By Pet Melliza/ The Beekeeper
Here comes dengue again. This January alone, it already claimed the lives of two persons in Iloilo from ten time that figure that had fallen ill from it.
That reminds me of our son weakened and gasping 13 years ago at the emergency room of a hospital as we lined up examination. Diosa and I took turns coddling him; he listed when we sat down. He had little sleep and food the last two days; he woke up repeatedly, cried for pain in his stomach. He wanted milk only to vomit it as his fever alternately surged and calmed down.

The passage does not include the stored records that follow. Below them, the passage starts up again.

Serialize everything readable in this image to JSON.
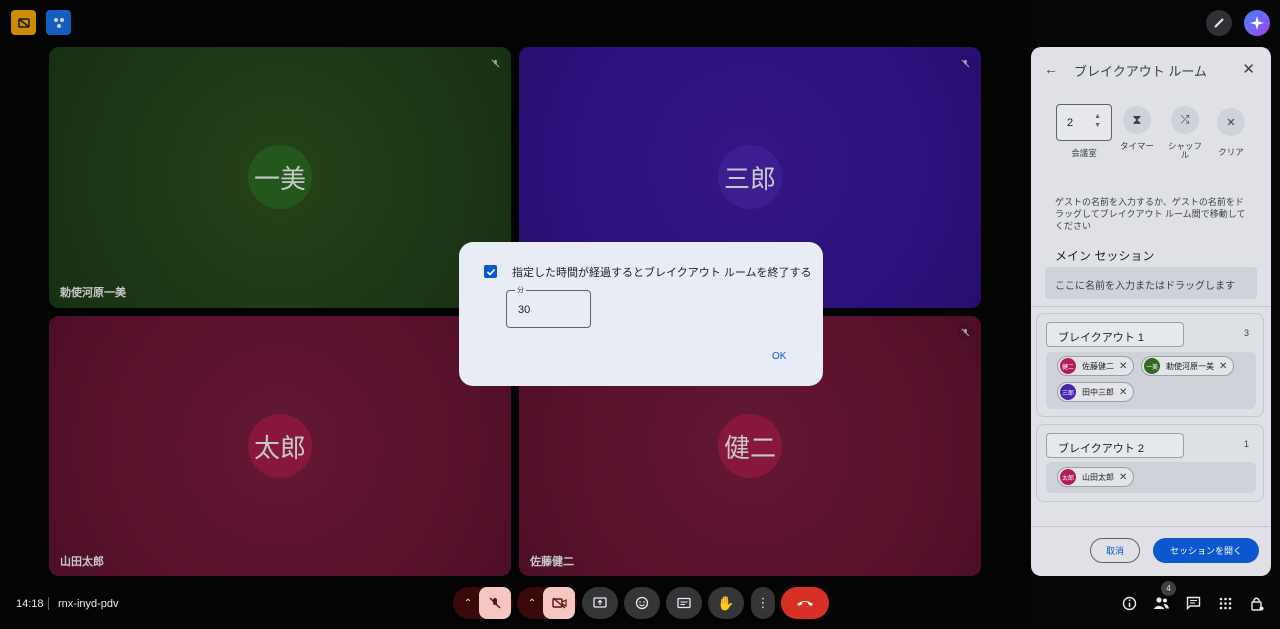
{
  "tiles": [
    {
      "initials": "一美",
      "name": "勅使河原一美"
    },
    {
      "initials": "三郎",
      "name": ""
    },
    {
      "initials": "太郎",
      "name": "山田太郎"
    },
    {
      "initials": "健二",
      "name": "佐藤健二"
    }
  ],
  "panel": {
    "title": "ブレイクアウト ルーム",
    "room_count_value": "2",
    "room_count_label": "会議室",
    "timer_label": "タイマー",
    "shuffle_label": "シャッフル",
    "clear_label": "クリア",
    "instruction": "ゲストの名前を入力するか、ゲストの名前をドラッグしてブレイクアウト ルーム間で移動してください",
    "main_session_title": "メイン セッション",
    "main_session_placeholder": "ここに名前を入力またはドラッグします",
    "rooms": [
      {
        "name": "ブレイクアウト 1",
        "count": "3",
        "members": [
          {
            "initials": "健二",
            "name": "佐藤健二"
          },
          {
            "initials": "一美",
            "name": "勅使河原一美"
          },
          {
            "initials": "三郎",
            "name": "田中三郎"
          }
        ]
      },
      {
        "name": "ブレイクアウト 2",
        "count": "1",
        "members": [
          {
            "initials": "太郎",
            "name": "山田太郎"
          }
        ]
      }
    ],
    "cancel_label": "取消",
    "open_label": "セッションを開く"
  },
  "dialog": {
    "checkbox_label": "指定した時間が経過するとブレイクアウト ルームを終了する",
    "minutes_label": "分",
    "minutes_value": "30",
    "ok_label": "OK"
  },
  "bottom": {
    "time": "14:18",
    "meeting_code": "rnx-inyd-pdv",
    "people_badge": "4"
  },
  "colors": {
    "green_tile": "#2a4a1c",
    "purple_tile": "#3a1a8a",
    "crimson_tile": "#6e1535",
    "accent_blue": "#0b57d0",
    "end_call_red": "#d93025"
  }
}
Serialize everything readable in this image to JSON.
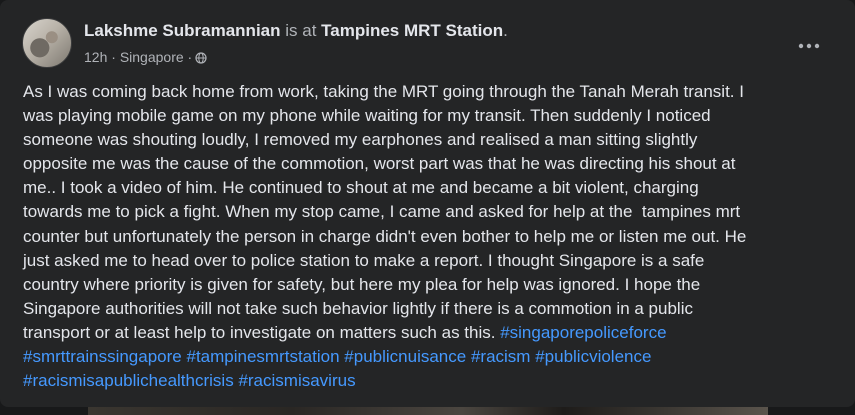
{
  "post": {
    "author": "Lakshme Subramannian",
    "connector": "is at",
    "location": "Tampines MRT Station",
    "period": ".",
    "time": "12h",
    "place": "Singapore",
    "separator": "·",
    "privacy_icon": "globe-icon",
    "more_icon": "more-options-icon",
    "body_lines": [
      "As I was coming back home from work, taking the MRT going through the Tanah Merah transit. I",
      "was playing mobile game on my phone while waiting for my transit. Then suddenly I noticed",
      "someone was shouting loudly, I removed my earphones and realised a man sitting slightly",
      "opposite me was the cause of the commotion, worst part was that he was directing his shout at",
      "me.. I took a video of him. He continued to shout at me and became a bit violent, charging",
      "towards me to pick a fight. When my stop came, I came and asked for help at the  tampines mrt",
      "counter but unfortunately the person in charge didn't even bother to help me or listen me out. He",
      "just asked me to head over to police station to make a report. I thought Singapore is a safe",
      "country where priority is given for safety, but here my plea for help was ignored. I hope the",
      "Singapore authorities will not take such behavior lightly if there is a commotion in a public",
      "transport or at least help to investigate on matters such as this. "
    ],
    "hashtags": [
      "#singaporepoliceforce",
      "#smrttrainssingapore",
      "#tampinesmrtstation",
      "#publicnuisance",
      "#racism",
      "#publicviolence",
      "#racismisapublichealthcrisis",
      "#racismisavirus"
    ]
  },
  "colors": {
    "card_bg": "#242526",
    "text_primary": "#e4e6eb",
    "text_secondary": "#b0b3b8",
    "hashtag": "#4599ff"
  }
}
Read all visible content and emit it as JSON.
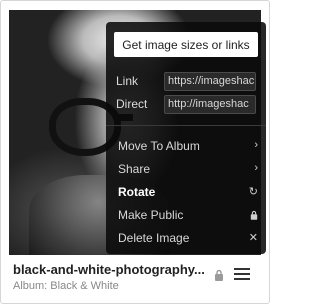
{
  "card": {
    "title": "black-and-white-photography...",
    "album": "Album: Black & White"
  },
  "menu": {
    "primary_button": "Get image sizes or links",
    "links": [
      {
        "label": "Link",
        "value": "https://imageshac"
      },
      {
        "label": "Direct",
        "value": "http://imageshac"
      }
    ],
    "items": [
      {
        "label": "Move To Album",
        "icon": "chevron-right-icon",
        "glyph": "›"
      },
      {
        "label": "Share",
        "icon": "chevron-right-icon",
        "glyph": "›"
      },
      {
        "label": "Rotate",
        "icon": "rotate-icon",
        "glyph": "↻"
      },
      {
        "label": "Make Public",
        "icon": "lock-icon",
        "glyph": "🔒"
      },
      {
        "label": "Delete Image",
        "icon": "close-icon",
        "glyph": "✕"
      }
    ]
  },
  "colors": {
    "menu_bg": "#0a0a0a",
    "accent_white": "#ffffff"
  }
}
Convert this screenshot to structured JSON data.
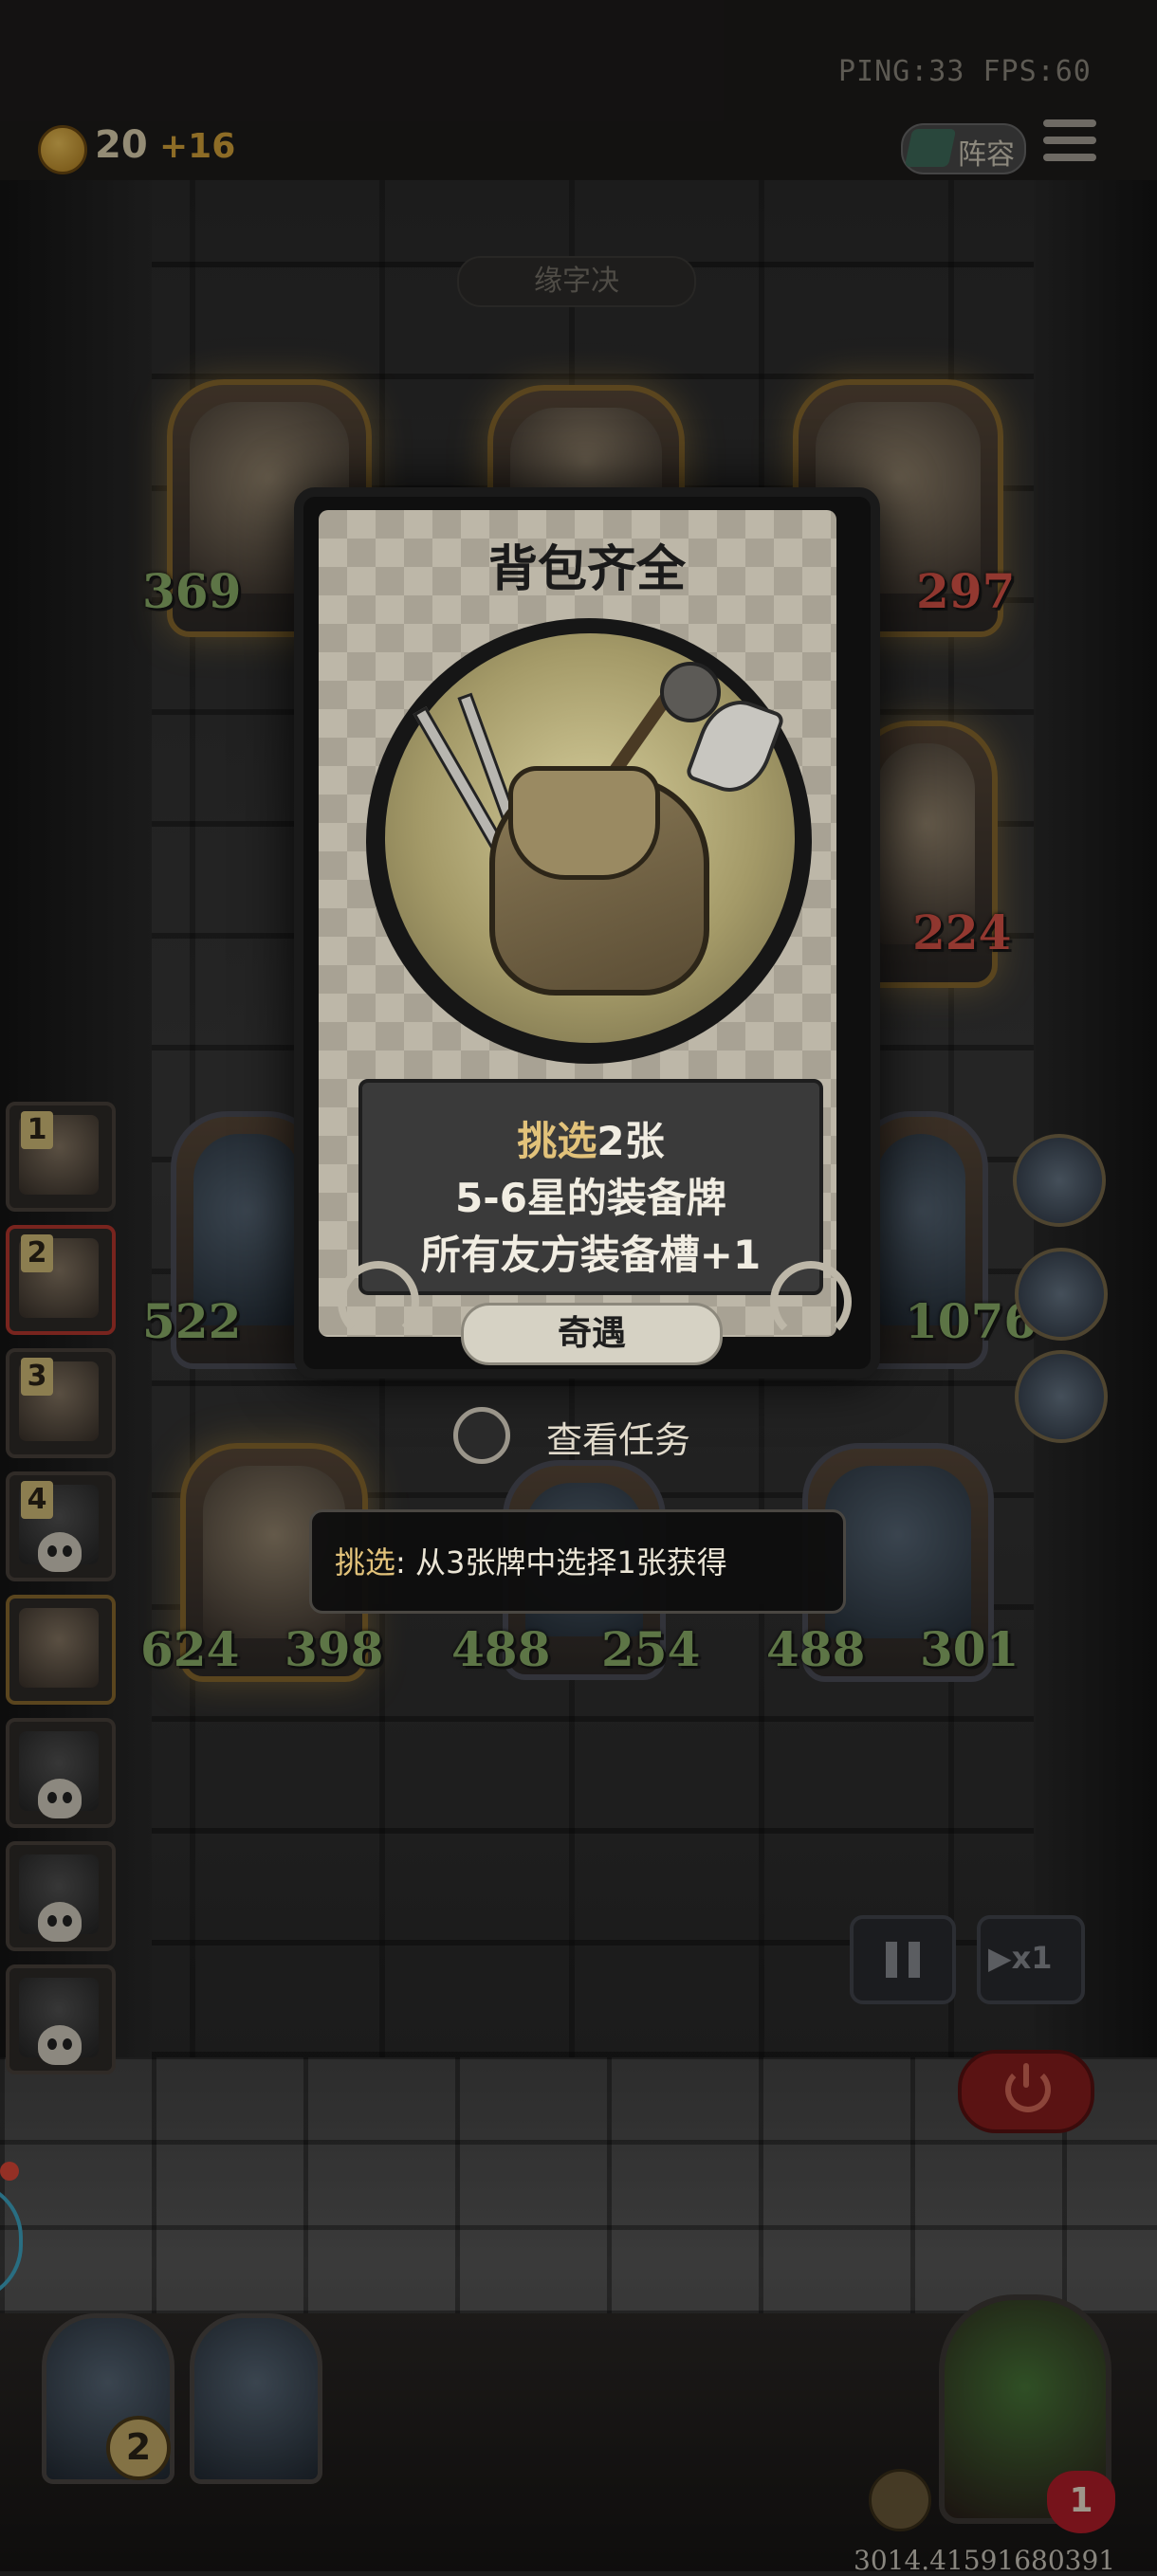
{
  "hud": {
    "coins": "20",
    "coin_income": "+16",
    "ping_fps": "PING:33   FPS:60",
    "roster_label": "阵容"
  },
  "board": {
    "banner": "缘字决",
    "heroes": [
      {
        "id": "top-left",
        "attack": "369",
        "health": null
      },
      {
        "id": "top-right",
        "attack": null,
        "health": "297"
      },
      {
        "id": "right-mid",
        "attack": null,
        "health": "224"
      },
      {
        "id": "mid-left",
        "attack": "522",
        "health": null
      },
      {
        "id": "mid-right",
        "attack": null,
        "health": "1076"
      },
      {
        "id": "bottom-1",
        "attack": "624",
        "health": "398"
      },
      {
        "id": "bottom-2",
        "attack": "488",
        "health": "254"
      },
      {
        "id": "bottom-3",
        "attack": "488",
        "health": "301"
      }
    ]
  },
  "queue": [
    {
      "number": "1",
      "state": "alive"
    },
    {
      "number": "2",
      "state": "selected"
    },
    {
      "number": "3",
      "state": "alive"
    },
    {
      "number": "4",
      "state": "dead"
    },
    {
      "number": "",
      "state": "current"
    },
    {
      "number": "",
      "state": "dead"
    },
    {
      "number": "",
      "state": "dead"
    },
    {
      "number": "",
      "state": "dead"
    }
  ],
  "event_card": {
    "title": "背包齐全",
    "desc_highlight": "挑选",
    "desc_line1_rest": "2张",
    "desc_line2": "5-6星的装备牌",
    "desc_line3": "所有友方装备槽+1",
    "tag": "奇遇",
    "icon": "backpack-with-weapons-icon"
  },
  "view_task_label": "查看任务",
  "tooltip": {
    "keyword": "挑选",
    "text": ": 从3张牌中选择1张获得"
  },
  "controls": {
    "speed_label": "▶x1"
  },
  "bottom": {
    "hand_badge": "2",
    "player_lives": "1",
    "seed": "3014.41591680391"
  },
  "colors": {
    "attack": "#8fb46c",
    "health": "#e0564a",
    "highlight": "#e2c27a",
    "gold_frame": "#8a6a2e"
  }
}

Timely medical intervention saved him. At that time (1997), dengue claimed more than 50 lives in Iloilo, mostly children. We were ignorant of herbs that could have prevented those deaths or raise the afflicted’s resistance.
Dr. Glenn Alonsabe, regional epidemiologist at the Department of Health (W. Visayas), notes that the dengue virus have mutated into four deadlier strains and that it now spawns in murky pools instead of clear water as previously thought. Before, dengue cases occurred only during rainy months, May through September; today, it afflicts year-round.
I have written about the plant called “tawa-tawa” (Euphorbia hirta) as dengue cure two years ago when Iloilo, Western Visayas in general, shuddered from another spike in cases of dengue hemorrhagic fever.
The web site http://www.foodrecap.net writes that tawa-tawa does not kill the dengue virus. It only increases the sick’s blood platelets, thus, cushioning off the shock caused by low platelet count that the microorganism causes. It is the afflicted person, its strengthened resistance, that eventually neutralizes dengue.
There is another plant available that could be of help to buttress our defense against dengue – camote.
May I invite readers to join this writer in browsing http://www.foodrecap.net to appreciate camote which the site impliedly considers a “super food”. As cure for dengue, it works like tawa-tawa in increasing the blood platelets and beefing up a persons defense system.
Camote does more. It is recommended not only for dengue patients; it is endorsed to all who want to increase their defense against other diseases, among which: cancer, hypertension, cardiac ailment, diabetes, liver and kidney problems, and contamination of heavy metals.
I am no expert; I just have this hobby of browsing the internet to scrounge for information on improving public health. Camote is easy to grow. Its tops and tubers work wonders.
Government puts heavy stress on palay but is lukewarm on camote. For economic and health reasons the vine deserves similar weight. As result, diligent Ilonggos are outnumbered by those who make raiding their neighbors’ camote patches a top industry. Mapisan mangayo pero matamad magtanom.
Of the few who cultivate camote, the more creative ones, as far as yours truly have encountered, are in Leon for their technique of growing them as side crop of papaya plants, thus, enhancing farm productivity. The vine restricts the growth of weeds that compete with papaya for nutrients.
More than that, its leaves and tubers are “(e)xcellent sources of antioxidative compounds, mainly polyphenolics, which protect the human body from oxidative stress that is associated with many diseases including cancer and cardiovascular diseases” (http://www.foodrecap.net which based its story on the report of the North Athlantic Human Nutrition Research Center on Aging).
Compared to other commercial vegetables, camote tops have the highest polyphenolics content. Camote has high potentials in addressing malnutrition, particularly, among children. It “contains protein, dietary fiber, lipid, and essential minerals and nutrients such as calcium, phosphorous, magnesium, sodium, potassium, sulfur, iron, copper, zinc, manganese, aluminum and boron” and “vitamin A, thiamin, riboflavin, niacin and ascorbic acid” and Vitamins C, E, B2 and B6.
Eating camote is like ingesting in one package rice, meat, vegetables and medicines. It packs energy, protein, minerals and vitamins Its fiber cleanses the heart and the stomach. It detoxifies the body of heavy metals such as lead, arsenic and mercury that a persons imbibes/ingests from vehicular fume, cigarette smoke and consumption of commercially processed food, among others. It serves as “adsorbent” or as magnet that attracts and binds these toxins and expels them from the body before they harm any tissue.
Looking forward to the time when LGUs make camote farming an advocacy to promote public health and prevent diseases.